Facebook says nearly 45 million people were talking about the games on the social site and according to Twitter, more than 75,000 tweets per minute were being fired off during the U.S.-Russia hockey match, tops for the Olympics.
So what was everybody talking about? (Besides Johnny Weir)
The most-mentioned athlete on Facebook was snowboarder Shaun White, whose medal-less disappointment will certainly be offset by his standing atop this list. America's Russia-slaying shootout king, T.J. Oshie, was second, followed by another athlete leaving with Olympic disappointment, South Korean figure skating star Yuna Kim.
Apparently we're more moved to post about surprises and letdowns than victories, as another fallen figure skater, Japan's Mao Asada, was the most talked about Olympian over on Twitter. She was followed by Kim, Oshie and White.
While they were all among the most popular athletes in Sochi, which were the most popular sports? Facebook says ice hockey, figure skating, bobsled, curling and luge were the most talked about events. On Twitter, the top three were ice hockey, curling and figure skating.

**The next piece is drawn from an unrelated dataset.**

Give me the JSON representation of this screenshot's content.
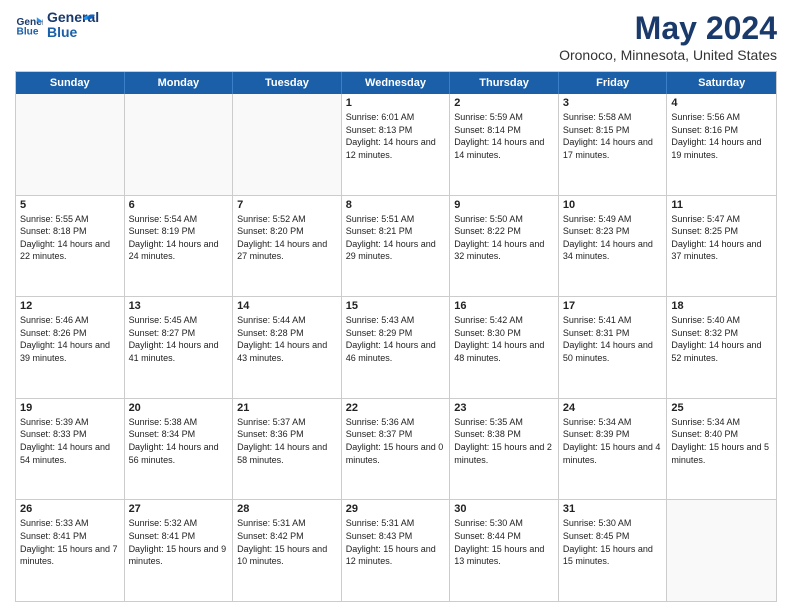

Twitter also let us know which nations sent the most tweets per resident and while it was topped by usual suspects, such as South Korea, Russia and Japan, the best part here is that Mongolia -- whose entire delegation consisted of two cross-country skiers -- finished ninth.